Once advertised, there was no lack of buyers, and so the logistics of a comprehensive third-party inspection were put in place. Because 246 GTS s/n 03998 was in North Dakota, the logistics of inspection were difficult—it seems you can’t get there from here. The first pre-purchase inspection was eventually done by a qualified Ferrari mechanic, who also found that the radiator needed to come out from years of sitting, the exhaust tips had been replaced by non-factory parts, the tires were “H”-rated Michelin tires, not “R”-rated, the a/c needed to be recharged, and the paint had its share of minor chips, coupled with a small list of lesser problems. While the price was negotiable, the buyer had really wanted a car that would still score 95 points or more, and so this car was not for him.

Next buyer faded away
The car was then offered to a second buyer, who acknowledged the list of problems and sent his own qualified mechanic on the long plane ride for a second pre-purchase inspection. Armed with the previous mechanic’s report, the second mechanic looked further and longer and found paint blistering under the doors from poor paint prep done a dozen years ago. A series of emails followed back and forth that explained the differences between paint blistering from rust bubbles inside the door and paint blistering from poor paint prep underneath the doors, as well as the comparative cost differences, from a few hundred dollars to repair poor under-door paint prep versus several thousand dollars to replace door skins and repaint entire doors. While the explanations were accepted, the mood was dispelled and the buyer was gone.

Finally, somebody who got it
Enter the third buyer, who was supplied with both inspection reports. None of the age-related problems found in the two pre-purchase inspections should be deal-killers, just realistic assessments of the condition of a Platinum-level Ferrari ten years further down the road. After the usual round of negotiations, both parties reached a compromise that included an equitable split on the $15,000–$20,000 estimated cost of repairs, the buyer signed a purchase agreement for $160,000 and the seller received payment.

The seller felt he got a reality check on what his former Platinum-level Ferrari now needed, as well as a fair price, based on the purchase inspections. The buyer felt the final price gave him the room he needed to bring the car up to his standards for a great driver. He had no immediate plans to show the car, felt it was a good value, and was prepared to give the car to a local shop that would deal with what were, in effect, deferred maintenance issues.

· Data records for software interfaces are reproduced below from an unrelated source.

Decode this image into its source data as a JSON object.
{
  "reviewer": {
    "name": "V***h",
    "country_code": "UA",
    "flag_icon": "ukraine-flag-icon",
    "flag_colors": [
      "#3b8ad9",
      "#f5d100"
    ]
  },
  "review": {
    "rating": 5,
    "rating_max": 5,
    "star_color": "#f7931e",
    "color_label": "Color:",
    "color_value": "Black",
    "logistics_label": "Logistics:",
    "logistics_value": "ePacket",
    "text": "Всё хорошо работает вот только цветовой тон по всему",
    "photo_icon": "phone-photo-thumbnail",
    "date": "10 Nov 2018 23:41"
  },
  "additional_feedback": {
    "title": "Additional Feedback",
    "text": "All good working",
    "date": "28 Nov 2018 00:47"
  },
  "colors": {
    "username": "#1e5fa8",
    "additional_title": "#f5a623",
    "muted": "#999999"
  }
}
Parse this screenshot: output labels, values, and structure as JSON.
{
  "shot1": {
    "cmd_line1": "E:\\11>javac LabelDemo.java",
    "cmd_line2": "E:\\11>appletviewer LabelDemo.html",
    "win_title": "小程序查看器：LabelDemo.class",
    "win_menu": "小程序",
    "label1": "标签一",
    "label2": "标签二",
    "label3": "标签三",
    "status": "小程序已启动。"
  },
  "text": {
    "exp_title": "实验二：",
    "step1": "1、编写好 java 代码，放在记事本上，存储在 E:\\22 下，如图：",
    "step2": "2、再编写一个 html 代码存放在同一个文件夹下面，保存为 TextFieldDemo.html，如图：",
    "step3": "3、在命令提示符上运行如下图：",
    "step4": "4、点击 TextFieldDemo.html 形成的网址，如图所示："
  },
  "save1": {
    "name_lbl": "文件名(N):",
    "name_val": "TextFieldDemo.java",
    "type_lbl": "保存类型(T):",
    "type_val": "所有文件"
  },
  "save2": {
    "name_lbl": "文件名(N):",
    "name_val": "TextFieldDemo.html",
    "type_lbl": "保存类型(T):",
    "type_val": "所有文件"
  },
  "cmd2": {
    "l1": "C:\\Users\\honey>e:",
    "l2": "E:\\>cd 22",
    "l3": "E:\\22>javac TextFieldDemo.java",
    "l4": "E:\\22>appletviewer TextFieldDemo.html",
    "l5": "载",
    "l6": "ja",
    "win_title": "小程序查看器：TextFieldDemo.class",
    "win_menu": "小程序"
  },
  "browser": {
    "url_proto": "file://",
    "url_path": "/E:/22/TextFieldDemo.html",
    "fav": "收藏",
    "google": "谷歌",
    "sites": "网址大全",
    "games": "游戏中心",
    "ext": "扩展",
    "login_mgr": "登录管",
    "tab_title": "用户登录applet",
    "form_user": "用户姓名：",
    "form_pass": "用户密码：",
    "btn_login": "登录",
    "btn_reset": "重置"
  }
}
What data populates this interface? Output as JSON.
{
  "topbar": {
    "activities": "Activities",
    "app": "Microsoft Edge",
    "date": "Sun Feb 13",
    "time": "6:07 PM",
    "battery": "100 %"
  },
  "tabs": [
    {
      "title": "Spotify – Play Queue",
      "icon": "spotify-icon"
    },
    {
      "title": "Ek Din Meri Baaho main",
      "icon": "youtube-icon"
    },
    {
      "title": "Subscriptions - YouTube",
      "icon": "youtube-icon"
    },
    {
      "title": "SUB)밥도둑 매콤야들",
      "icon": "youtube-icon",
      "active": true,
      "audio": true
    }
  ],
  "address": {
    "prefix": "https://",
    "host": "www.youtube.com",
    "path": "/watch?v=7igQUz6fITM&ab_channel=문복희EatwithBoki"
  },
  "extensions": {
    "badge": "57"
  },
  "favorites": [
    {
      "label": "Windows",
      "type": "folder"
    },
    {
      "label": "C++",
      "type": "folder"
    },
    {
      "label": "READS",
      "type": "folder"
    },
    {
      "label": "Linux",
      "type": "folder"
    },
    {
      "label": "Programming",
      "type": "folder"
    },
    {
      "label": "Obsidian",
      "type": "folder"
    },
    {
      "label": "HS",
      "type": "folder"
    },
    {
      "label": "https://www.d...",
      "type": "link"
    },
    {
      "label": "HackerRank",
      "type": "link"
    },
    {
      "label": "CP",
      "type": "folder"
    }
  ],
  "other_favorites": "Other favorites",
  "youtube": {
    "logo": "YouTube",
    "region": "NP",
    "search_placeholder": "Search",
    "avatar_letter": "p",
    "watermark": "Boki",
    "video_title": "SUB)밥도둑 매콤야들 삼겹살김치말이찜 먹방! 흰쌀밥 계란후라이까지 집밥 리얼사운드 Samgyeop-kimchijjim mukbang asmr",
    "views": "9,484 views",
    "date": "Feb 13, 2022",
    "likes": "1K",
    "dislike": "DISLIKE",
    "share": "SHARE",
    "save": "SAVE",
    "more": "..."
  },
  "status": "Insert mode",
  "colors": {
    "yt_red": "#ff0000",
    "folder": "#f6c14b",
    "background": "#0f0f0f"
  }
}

Having been Platinum was a plus and the associated books, tools, and photo album were a bonus, but going back to Platinum was not in his immediate plans.

Time stands still for no Ferrari
The morals to the story are many. All Ferraris—be they new, Platinum winners, or daily drivers—deteriorate with age. Regardless of which Ferrari one considers, a pre-purchase inspection is mandatory, and the list of problems found will virtually always grow with the age of the car or its restoration. While we at SCM preach the fiscal propriety of buying a restored car under the “buy the restoration, get the car for free” plan, the reality is that in a strong Ferrari market, that isn’t going to happen. The good news is that older, pre-Fiat Ferraris are infinitely recyclable, but that is an ongoing process, and time stands still for no man, and certainly no Ferrari.

Long ago, I found the key elements to a successful purchase are a pre-purchase inspection, then the seller’s acceptance of the problems found. The buyer then must understand that older Ferraris are just used cars, albeit expensive ones, and like all used cars will need to have issues dealt with before they are parked in your garage. Expect any “former Platinum-level” Ferrari to go through life without deterioration and you will be disappointed. Expect it to need some loving care and you will be rewarded with a terrific ride.